Exercise goal:
The entries are to be output once more, word for word.

Input data:
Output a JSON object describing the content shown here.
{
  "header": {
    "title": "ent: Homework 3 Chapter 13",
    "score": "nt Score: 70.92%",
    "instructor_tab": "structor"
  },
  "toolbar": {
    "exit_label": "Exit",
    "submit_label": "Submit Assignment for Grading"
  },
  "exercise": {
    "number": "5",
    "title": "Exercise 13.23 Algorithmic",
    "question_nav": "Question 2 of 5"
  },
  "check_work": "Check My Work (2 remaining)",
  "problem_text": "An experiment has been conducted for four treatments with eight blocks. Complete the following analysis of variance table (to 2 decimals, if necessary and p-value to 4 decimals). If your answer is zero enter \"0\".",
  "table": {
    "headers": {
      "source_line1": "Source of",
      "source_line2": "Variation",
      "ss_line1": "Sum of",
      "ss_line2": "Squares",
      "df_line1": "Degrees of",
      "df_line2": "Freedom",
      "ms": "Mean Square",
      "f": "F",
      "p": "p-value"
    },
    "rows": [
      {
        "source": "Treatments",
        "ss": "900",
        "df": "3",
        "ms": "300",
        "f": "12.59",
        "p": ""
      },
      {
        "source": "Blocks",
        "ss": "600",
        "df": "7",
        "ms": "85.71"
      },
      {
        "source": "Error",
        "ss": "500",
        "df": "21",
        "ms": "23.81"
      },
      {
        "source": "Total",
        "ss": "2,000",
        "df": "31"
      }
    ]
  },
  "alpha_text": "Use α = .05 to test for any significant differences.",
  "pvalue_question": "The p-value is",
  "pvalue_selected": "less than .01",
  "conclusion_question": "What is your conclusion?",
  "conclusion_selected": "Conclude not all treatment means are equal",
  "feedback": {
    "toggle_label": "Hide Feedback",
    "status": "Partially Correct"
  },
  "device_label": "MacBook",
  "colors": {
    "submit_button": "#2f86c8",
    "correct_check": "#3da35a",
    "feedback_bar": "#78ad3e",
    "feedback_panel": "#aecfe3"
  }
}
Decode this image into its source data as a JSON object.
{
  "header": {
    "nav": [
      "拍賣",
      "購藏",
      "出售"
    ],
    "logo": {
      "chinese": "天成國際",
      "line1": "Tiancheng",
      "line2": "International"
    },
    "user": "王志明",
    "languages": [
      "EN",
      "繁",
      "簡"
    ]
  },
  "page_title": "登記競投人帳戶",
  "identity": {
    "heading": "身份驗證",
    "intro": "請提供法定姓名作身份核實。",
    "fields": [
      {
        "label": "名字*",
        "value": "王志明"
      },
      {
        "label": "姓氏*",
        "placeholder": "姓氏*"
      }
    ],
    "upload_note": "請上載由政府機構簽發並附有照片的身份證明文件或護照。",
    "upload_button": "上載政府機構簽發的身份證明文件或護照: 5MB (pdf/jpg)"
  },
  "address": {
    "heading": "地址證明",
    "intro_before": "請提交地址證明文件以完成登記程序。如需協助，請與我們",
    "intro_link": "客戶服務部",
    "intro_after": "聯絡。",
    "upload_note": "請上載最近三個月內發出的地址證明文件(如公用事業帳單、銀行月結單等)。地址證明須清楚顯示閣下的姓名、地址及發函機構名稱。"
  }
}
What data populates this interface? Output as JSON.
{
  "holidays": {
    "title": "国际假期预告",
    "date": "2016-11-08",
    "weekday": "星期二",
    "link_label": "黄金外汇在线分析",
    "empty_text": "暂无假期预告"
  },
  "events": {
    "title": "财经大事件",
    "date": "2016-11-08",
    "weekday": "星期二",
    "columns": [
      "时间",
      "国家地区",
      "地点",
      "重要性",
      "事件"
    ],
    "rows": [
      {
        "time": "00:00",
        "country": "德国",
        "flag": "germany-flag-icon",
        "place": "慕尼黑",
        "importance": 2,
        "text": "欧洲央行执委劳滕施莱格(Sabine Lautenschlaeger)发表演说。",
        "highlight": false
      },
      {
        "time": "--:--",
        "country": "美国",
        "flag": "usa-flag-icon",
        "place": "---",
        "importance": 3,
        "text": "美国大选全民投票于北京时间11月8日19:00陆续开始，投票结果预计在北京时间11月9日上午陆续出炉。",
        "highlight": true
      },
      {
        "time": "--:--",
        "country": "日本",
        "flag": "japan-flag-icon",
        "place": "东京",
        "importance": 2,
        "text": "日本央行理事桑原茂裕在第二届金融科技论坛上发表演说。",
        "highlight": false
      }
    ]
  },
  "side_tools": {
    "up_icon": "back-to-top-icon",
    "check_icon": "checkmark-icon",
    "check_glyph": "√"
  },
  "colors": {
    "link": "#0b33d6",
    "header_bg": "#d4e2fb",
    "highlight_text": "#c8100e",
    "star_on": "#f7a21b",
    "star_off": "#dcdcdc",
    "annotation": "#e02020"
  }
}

Completed task:
Output a JSON object describing the content shown here.
{
  "header": {
    "title": "ent: Homework 3 Chapter 13",
    "score": "nt Score: 70.92%",
    "instructor_tab": "structor"
  },
  "toolbar": {
    "exit_label": "Exit",
    "submit_label": "Submit Assignment for Grading"
  },
  "exercise": {
    "number": "5",
    "title": "Exercise 13.23 Algorithmic",
    "question_nav": "Question 2 of 5"
  },
  "check_work": "Check My Work (2 remaining)",
  "problem_text": "An experiment has been conducted for four treatments with eight blocks. Complete the following analysis of variance table (to 2 decimals, if necessary and p-value to 4 decimals). If your answer is zero enter \"0\".",
  "table": {
    "headers": {
      "source_line1": "Source of",
      "source_line2": "Variation",
      "ss_line1": "Sum of",
      "ss_line2": "Squares",
      "df_line1": "Degrees of",
      "df_line2": "Freedom",
      "ms": "Mean Square",
      "f": "F",
      "p": "p-value"
    },
    "rows": [
      {
        "source": "Treatments",
        "ss": "900",
        "df": "3",
        "ms": "300",
        "f": "12.59",
        "p": ""
      },
      {
        "source": "Blocks",
        "ss": "600",
        "df": "7",
        "ms": "85.71"
      },
      {
        "source": "Error",
        "ss": "500",
        "df": "21",
        "ms": "23.81"
      },
      {
        "source": "Total",
        "ss": "2,000",
        "df": "31"
      }
    ]
  },
  "alpha_text": "Use α = .05 to test for any significant differences.",
  "pvalue_question": "The p-value is",
  "pvalue_selected": "less than .01",
  "conclusion_question": "What is your conclusion?",
  "conclusion_selected": "Conclude not all treatment means are equal",
  "feedback": {
    "toggle_label": "Hide Feedback",
    "status": "Partially Correct"
  },
  "device_label": "MacBook",
  "colors": {
    "submit_button": "#2f86c8",
    "correct_check": "#3da35a",
    "feedback_bar": "#78ad3e",
    "feedback_panel": "#aecfe3"
  }
}
Decode this image into its source data as a JSON object.
{
  "header": {
    "nav": [
      "拍賣",
      "購藏",
      "出售"
    ],
    "logo": {
      "chinese": "天成國際",
      "line1": "Tiancheng",
      "line2": "International"
    },
    "user": "王志明",
    "languages": [
      "EN",
      "繁",
      "簡"
    ]
  },
  "page_title": "登記競投人帳戶",
  "identity": {
    "heading": "身份驗證",
    "intro": "請提供法定姓名作身份核實。",
    "fields": [
      {
        "label": "名字*",
        "value": "王志明"
      },
      {
        "label": "姓氏*",
        "placeholder": "姓氏*"
      }
    ],
    "upload_note": "請上載由政府機構簽發並附有照片的身份證明文件或護照。",
    "upload_button": "上載政府機構簽發的身份證明文件或護照: 5MB (pdf/jpg)"
  },
  "address": {
    "heading": "地址證明",
    "intro_before": "請提交地址證明文件以完成登記程序。如需協助，請與我們",
    "intro_link": "客戶服務部",
    "intro_after": "聯絡。",
    "upload_note": "請上載最近三個月內發出的地址證明文件(如公用事業帳單、銀行月結單等)。地址證明須清楚顯示閣下的姓名、地址及發函機構名稱。"
  }
}
What data populates this interface? Output as JSON.
{
  "holidays": {
    "title": "国际假期预告",
    "date": "2016-11-08",
    "weekday": "星期二",
    "link_label": "黄金外汇在线分析",
    "empty_text": "暂无假期预告"
  },
  "events": {
    "title": "财经大事件",
    "date": "2016-11-08",
    "weekday": "星期二",
    "columns": [
      "时间",
      "国家地区",
      "地点",
      "重要性",
      "事件"
    ],
    "rows": [
      {
        "time": "00:00",
        "country": "德国",
        "flag": "germany-flag-icon",
        "place": "慕尼黑",
        "importance": 2,
        "text": "欧洲央行执委劳滕施莱格(Sabine Lautenschlaeger)发表演说。",
        "highlight": false
      },
      {
        "time": "--:--",
        "country": "美国",
        "flag": "usa-flag-icon",
        "place": "---",
        "importance": 3,
        "text": "美国大选全民投票于北京时间11月8日19:00陆续开始，投票结果预计在北京时间11月9日上午陆续出炉。",
        "highlight": true
      },
      {
        "time": "--:--",
        "country": "日本",
        "flag": "japan-flag-icon",
        "place": "东京",
        "importance": 2,
        "text": "日本央行理事桑原茂裕在第二届金融科技论坛上发表演说。",
        "highlight": false
      }
    ]
  },
  "side_tools": {
    "up_icon": "back-to-top-icon",
    "check_icon": "checkmark-icon",
    "check_glyph": "√"
  },
  "colors": {
    "link": "#0b33d6",
    "header_bg": "#d4e2fb",
    "highlight_text": "#c8100e",
    "star_on": "#f7a21b",
    "star_off": "#dcdcdc",
    "annotation": "#e02020"
  }
}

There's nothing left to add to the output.